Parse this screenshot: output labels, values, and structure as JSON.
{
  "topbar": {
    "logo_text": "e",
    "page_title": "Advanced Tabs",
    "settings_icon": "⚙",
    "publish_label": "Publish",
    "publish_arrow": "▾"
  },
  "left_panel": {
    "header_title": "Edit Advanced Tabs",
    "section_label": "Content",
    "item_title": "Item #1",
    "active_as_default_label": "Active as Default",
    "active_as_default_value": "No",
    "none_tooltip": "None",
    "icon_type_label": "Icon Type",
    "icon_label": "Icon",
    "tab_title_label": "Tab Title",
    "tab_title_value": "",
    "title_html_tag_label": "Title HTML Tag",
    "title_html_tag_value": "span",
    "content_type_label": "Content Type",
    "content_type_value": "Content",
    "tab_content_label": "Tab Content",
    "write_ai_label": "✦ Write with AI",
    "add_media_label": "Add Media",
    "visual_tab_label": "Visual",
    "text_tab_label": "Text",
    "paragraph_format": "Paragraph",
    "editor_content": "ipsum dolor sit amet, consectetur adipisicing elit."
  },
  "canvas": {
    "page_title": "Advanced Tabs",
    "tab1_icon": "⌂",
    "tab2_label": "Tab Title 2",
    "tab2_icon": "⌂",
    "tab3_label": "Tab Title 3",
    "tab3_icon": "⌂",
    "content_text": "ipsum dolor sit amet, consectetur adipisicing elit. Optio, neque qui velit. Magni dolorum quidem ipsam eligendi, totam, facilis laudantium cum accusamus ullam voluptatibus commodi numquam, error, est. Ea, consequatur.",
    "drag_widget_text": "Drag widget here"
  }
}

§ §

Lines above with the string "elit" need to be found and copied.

Written answer:
    "editor_content": "ipsum dolor sit amet, consectetur adipisicing elit."
    "content_text": "ipsum dolor sit amet, consectetur adipisicing elit. Optio, neque qui velit. Magni dolorum quidem ipsam eligendi, totam, facilis laudantium cum accusamus ullam voluptatibus commodi numquam, error, est. Ea, consequatur.",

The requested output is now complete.